In the end, it doesn't really matter. You're getting more stuff, no matter what. Hopefully Cataclysm will provide more reasons to be a gatherer. Those professions have felt somewhat neglected in Wrath, but this is a good start to get them back on track. I do find it odd how this perk discriminates against certain professions, though, so I must subtract a salute.
4 salutes out of 5
The points perks
Everyone's a Hero (Rank 2) Increases heroism points gained by 10%.
Honorable Mention (Rank 2) Increases honor points gained by 10%.
At first glance, these perks seem insanely good. After all, racking up points will be one of the main ways to gear up for raiding and the primary way to gear up for PvP in the next expansion.

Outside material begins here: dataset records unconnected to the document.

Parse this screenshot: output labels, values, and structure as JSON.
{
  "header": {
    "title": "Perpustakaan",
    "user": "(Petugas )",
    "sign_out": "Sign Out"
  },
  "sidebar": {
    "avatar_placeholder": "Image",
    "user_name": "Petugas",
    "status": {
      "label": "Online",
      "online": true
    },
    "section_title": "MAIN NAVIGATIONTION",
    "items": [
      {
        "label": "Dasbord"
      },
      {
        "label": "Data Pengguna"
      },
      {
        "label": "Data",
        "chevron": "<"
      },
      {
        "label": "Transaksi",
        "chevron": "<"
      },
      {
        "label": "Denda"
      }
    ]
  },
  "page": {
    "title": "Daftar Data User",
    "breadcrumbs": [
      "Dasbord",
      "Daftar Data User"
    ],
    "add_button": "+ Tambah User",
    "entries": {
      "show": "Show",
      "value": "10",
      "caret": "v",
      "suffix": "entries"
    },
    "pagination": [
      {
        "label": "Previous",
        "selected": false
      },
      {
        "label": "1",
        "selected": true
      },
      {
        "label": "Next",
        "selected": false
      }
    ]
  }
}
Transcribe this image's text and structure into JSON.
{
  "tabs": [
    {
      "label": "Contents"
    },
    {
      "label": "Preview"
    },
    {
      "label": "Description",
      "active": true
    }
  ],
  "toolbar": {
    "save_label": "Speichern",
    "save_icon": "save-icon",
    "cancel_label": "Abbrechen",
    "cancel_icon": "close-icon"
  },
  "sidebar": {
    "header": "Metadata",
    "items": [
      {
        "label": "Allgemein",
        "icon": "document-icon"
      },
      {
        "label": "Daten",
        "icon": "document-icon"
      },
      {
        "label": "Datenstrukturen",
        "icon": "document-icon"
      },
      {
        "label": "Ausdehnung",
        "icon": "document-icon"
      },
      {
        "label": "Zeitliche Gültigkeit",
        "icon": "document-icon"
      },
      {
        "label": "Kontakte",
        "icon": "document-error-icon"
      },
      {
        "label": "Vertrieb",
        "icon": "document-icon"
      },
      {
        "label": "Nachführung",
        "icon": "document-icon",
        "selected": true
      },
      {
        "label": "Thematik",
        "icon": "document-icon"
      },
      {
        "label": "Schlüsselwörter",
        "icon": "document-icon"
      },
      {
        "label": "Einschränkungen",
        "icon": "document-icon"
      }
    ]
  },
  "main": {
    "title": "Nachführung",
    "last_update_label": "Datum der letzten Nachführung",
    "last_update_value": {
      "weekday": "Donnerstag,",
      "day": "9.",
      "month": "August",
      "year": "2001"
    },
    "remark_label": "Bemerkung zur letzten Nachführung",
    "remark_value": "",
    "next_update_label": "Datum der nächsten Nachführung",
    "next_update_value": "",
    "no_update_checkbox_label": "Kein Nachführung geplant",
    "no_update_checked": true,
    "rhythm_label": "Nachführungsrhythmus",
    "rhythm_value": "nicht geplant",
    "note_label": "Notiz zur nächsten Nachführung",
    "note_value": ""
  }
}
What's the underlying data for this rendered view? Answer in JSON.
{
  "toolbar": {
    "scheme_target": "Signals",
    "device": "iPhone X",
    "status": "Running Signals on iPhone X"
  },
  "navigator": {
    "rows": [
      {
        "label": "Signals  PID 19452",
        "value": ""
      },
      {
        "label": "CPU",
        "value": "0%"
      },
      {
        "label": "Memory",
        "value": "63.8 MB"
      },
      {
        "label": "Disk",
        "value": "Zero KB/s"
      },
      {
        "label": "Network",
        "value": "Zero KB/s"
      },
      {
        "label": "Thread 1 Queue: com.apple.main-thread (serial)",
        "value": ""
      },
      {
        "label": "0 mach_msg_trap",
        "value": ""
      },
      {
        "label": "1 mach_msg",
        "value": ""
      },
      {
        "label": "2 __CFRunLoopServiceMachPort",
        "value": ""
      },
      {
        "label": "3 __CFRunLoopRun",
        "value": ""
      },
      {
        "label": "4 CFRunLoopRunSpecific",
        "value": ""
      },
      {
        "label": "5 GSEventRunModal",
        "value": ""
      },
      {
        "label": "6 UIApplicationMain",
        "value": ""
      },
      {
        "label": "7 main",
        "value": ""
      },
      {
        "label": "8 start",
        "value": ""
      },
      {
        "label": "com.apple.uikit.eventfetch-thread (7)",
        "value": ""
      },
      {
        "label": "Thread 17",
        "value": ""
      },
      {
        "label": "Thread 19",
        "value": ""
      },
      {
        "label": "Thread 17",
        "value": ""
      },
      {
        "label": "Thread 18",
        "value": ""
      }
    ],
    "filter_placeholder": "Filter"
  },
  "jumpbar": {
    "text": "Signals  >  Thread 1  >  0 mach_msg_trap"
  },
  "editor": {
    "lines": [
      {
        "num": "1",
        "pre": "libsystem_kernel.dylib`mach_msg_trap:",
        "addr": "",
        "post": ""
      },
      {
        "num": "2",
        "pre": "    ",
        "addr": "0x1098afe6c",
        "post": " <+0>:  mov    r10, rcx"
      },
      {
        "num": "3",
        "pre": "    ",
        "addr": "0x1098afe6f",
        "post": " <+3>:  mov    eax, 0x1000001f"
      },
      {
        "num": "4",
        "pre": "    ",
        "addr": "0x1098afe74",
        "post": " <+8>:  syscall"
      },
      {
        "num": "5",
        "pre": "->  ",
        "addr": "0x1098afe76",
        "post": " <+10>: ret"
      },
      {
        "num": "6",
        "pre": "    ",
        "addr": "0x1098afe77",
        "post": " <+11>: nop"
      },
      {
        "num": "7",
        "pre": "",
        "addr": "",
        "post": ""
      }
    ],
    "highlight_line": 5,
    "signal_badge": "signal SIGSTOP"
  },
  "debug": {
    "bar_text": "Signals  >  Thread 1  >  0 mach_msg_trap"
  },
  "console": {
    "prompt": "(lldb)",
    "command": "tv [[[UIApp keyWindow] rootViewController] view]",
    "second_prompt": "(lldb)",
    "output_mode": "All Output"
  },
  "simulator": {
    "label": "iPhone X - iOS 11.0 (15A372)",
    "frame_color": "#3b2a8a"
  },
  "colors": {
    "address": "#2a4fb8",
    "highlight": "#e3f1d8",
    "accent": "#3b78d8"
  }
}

Remember, however, that hero and honor points in Cataclysm will be the equivalent of triumph badges and honor today -- not the equivalent of frost badges and arena points. Heroism and honor points won't get you the best stuff. Rather, they'll let you catch up to the previous tier or season so you can tackle the current tier or season more effectively. For players who stay at the bleeding edge of content and PvP, these extra points will mean very little. For alts, rerolls and players who have limited opportunities to log in, this bonus will be a nice way to gear up a little faster.
I like where Blizzard went with this. To offer extra points for the current tier/season would be taking the guild perk system too far. Doing so would be crippling to new guilds who couldn't offer those bonuses.
Keep in mind, also, that these point categories will have no weekly cap, unlike their higher-level counterparts. A 10% bonus could really add up over the course of a week running dungeons or unrated battlegrounds!
5 salutes out of 5
That's all of them! Some perks are clearly winners. Not every perk is game-changing, exciting or even all that useful. Taken together, however, this suite of bonuses, abilities and quality-of-life benefits makes a formidable case for belonging to a guild.
Once the perks go through a few iterations in the beta and we see a clearer picture of the final system, I'll write a column about the impact of perks on guilds. For now, though, let's provide Blizzard with solid feedback that helps them to refine the system. What changes to perks would you like to see? Which perks are your favorites? Tell us below!
Send Scott your guild-related questions, conundrums, ideas and suggestions at email@example.com. You may find your question the subject of next week's Officers' Quarters!